The last market square in Krakow? : Two concepts of a neighbourhood's square

Maciej Motak
Two concepts of Urzędnicze [Official] Neighbourhood's square in Krakow, Poland are discussed: the 1920s' more traditional one and the 1960s' Modernist one. The paper is based on thorough research in national, cooperative, and private archives. The regulation plan of Urzędnicze Neighbourhood was evaluated by engineer Marian Lenk in 1924. It covered 9 hectares near the northeastern borderline of then recently extended Greater Krakow, pinpointing 78 plots, eight streets, two bridges, and the
more » ... . By 1939 the neighbourhood became part of Krakow's 600-plot new district consisting of a number of neighbourhoods and posing an example of garden suburb. Lenk-a person hitherto unknown in research-was the author or co-author of all those plans, which resulted in the district's coherence. Seven squares of various shapes and sizes were planned in the district, their two sequences culminating in the discussed square of Urzędnicze Neighbourhood. That square's plan was based on an atypical and quite original figure-specifically shaped octagon. Never granted an official name, however, in some documents it was referred to as Rynek [Market Square], appropriately for Krakow long-term tradition. The Second World War in 1939-1945 stopped the neighbourhood's construction halfway, including the square. Its final shape resulted in part from the 1960s' projects and meant a contrast to the 1920s' idea since it reflected another stylistic approach. The traditional symmetry of buildings and plan was replaced with Modernist asymmetry, both spatial and functional. The sharing of public space with traffic function gave way to the dominance of local traffic.

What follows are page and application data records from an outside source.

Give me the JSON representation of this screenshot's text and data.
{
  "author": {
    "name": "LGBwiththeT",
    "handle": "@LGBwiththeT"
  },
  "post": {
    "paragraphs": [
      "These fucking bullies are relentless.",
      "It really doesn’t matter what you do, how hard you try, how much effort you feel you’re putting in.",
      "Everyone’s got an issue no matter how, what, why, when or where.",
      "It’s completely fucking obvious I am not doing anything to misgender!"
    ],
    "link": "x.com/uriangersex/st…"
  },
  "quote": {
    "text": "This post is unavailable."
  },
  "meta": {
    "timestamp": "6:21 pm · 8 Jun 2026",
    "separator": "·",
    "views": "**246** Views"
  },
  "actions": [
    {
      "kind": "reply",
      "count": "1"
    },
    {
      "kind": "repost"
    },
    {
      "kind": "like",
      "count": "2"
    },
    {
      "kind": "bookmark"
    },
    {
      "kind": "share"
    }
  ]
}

doi:10.26051/0d-515r-npba fatcat:c4c6foibx5ftjnbjpmpftzp4y4